GuyMuse said...


Thanks for the comment. You aren't the only one who has tried building something with faulty components--under stress the parts crack and the whole thing fails... This is something we all struggle with in our eagerness to see things happen. I am reminded Jesus spent 3 years with the twelve and we want to see things happen after only a weekend workshop!

Aussie John said...


What, amongst this list, ought we not expect to see in every genuine Christian?

GuyMuse said...


Good point. I agree!

Greg Bailey said...

Character is not only important in the leaders that we seek to disciple, but also among missionary teams. I was part of a team of church planting missionaries that blew up, largely because of character issues. If only we had been more discerning... Pray for discernment. Blessings!

GuyMuse said...


I agree. Results trumps character. We are more interested in reporting results. But over time character issues have a way of catching up and wiping out the results we were so eager to produce.

Jeff Walters said...

I don't completely disagree with your principles here, but I would point out that James 3:1 makes clear that the "1" in your "27:1 ratio" is pretty important. All are called to make disciples, but not all are called or gifted to be a pastor/overseer/bishop/elder/leader.

GuyMuse said...


You are right about the importance of being able to teach. But often there are a lot of other gifts and talents that are bumped ahead of the 26 character traits that Paul thought important. So we're not trying to downplay teaching, as much as we are attempting to awaken to the importance of character in those who feel led, or called, or want to serve as overseers/bishops/leaders/pastors.

Alan Knox said...


Did you know that Philo used the same adjective usually translated "able to teach"? But, when he used it, it meant "teachable". That would make your ratio 28:0.


GuyMuse said...


Interesting. I am going to a meeting today with pastors where we are going to be talking about these matters.

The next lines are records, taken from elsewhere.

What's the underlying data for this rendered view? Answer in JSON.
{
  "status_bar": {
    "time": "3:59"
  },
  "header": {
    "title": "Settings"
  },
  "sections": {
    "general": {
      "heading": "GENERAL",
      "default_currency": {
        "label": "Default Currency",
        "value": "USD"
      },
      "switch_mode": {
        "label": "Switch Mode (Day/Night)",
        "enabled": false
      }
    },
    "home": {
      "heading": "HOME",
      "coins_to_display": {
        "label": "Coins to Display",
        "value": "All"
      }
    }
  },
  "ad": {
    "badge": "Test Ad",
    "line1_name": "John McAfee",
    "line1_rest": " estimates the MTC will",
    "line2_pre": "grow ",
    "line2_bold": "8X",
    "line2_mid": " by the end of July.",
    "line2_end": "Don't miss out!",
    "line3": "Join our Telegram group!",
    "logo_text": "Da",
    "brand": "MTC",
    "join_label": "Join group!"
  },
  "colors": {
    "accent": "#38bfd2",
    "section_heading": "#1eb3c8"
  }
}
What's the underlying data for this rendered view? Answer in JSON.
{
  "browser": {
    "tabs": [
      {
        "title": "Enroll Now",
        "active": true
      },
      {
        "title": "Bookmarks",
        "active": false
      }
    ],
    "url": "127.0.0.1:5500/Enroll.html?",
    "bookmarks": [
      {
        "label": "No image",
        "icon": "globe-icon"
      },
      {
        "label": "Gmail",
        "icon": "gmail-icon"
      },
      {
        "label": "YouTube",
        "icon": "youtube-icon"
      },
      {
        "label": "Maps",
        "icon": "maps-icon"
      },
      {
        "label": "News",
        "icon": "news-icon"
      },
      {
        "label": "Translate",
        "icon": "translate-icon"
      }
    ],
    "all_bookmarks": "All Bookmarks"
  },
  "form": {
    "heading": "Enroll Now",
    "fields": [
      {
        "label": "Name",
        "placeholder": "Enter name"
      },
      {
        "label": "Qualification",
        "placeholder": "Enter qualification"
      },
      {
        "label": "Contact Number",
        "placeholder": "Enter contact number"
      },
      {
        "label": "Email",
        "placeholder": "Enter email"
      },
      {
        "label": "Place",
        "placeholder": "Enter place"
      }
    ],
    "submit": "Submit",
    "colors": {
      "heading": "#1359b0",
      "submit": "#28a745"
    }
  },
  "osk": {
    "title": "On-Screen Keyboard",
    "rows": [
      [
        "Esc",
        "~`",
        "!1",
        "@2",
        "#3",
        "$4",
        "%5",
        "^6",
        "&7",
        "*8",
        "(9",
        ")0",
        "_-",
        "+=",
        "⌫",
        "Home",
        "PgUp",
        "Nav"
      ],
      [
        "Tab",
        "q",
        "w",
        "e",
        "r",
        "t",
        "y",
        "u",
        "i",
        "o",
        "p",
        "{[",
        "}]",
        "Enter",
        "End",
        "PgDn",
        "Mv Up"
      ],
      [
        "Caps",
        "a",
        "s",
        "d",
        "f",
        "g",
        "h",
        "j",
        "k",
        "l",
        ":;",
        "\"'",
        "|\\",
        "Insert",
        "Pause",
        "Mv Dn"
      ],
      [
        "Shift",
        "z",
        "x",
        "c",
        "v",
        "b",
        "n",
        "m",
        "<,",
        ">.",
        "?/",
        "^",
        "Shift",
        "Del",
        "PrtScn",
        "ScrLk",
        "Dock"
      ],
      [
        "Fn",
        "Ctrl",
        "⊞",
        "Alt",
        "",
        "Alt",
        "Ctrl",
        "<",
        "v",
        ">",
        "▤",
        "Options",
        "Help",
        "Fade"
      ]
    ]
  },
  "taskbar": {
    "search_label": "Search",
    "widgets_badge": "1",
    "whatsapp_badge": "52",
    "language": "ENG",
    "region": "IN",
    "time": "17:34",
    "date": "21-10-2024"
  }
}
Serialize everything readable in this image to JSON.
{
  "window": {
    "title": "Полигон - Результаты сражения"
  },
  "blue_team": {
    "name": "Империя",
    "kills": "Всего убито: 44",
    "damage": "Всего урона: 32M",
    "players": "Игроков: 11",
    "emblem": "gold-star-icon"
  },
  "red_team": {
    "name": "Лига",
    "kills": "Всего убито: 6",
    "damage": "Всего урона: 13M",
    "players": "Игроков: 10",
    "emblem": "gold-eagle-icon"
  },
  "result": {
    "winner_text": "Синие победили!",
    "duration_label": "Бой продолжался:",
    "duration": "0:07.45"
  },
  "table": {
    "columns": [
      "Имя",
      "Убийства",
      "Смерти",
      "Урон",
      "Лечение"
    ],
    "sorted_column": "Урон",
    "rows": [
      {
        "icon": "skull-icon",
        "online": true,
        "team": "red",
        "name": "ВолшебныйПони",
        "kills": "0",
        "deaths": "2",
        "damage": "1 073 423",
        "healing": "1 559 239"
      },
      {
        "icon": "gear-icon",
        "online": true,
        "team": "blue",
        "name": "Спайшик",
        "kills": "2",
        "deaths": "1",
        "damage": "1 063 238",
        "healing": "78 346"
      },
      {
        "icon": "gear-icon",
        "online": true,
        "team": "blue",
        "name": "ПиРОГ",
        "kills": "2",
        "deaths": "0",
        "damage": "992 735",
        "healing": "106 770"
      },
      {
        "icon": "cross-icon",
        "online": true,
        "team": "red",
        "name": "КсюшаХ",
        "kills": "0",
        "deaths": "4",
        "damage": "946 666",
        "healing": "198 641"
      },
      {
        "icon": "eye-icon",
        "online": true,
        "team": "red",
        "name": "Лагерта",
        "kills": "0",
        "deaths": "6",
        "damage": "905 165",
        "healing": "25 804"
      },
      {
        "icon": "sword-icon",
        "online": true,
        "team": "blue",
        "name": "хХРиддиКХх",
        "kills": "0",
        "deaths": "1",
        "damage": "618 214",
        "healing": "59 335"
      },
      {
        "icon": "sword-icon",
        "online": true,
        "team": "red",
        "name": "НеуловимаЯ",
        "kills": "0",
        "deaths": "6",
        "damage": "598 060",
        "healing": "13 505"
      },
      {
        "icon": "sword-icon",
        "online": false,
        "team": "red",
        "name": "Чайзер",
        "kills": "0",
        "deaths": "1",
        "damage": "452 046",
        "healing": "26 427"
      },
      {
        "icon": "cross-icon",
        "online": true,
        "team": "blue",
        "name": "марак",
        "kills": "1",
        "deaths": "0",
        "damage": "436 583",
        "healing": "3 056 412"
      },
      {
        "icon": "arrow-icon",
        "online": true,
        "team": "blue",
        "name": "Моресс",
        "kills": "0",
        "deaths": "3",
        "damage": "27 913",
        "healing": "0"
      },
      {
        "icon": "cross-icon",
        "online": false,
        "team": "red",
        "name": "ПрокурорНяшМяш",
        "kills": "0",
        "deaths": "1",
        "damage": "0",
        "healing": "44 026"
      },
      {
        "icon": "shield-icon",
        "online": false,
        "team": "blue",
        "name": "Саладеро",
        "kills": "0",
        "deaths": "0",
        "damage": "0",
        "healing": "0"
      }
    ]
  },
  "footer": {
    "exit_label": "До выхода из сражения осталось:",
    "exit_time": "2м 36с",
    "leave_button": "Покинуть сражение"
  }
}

One of the things we are discovering by these informal dialogs with pastors is that many of them know they aren't gifted/called to pastor, but since that is the only accepted (paid)position for a church leader, they take it on not knowing how else to serve.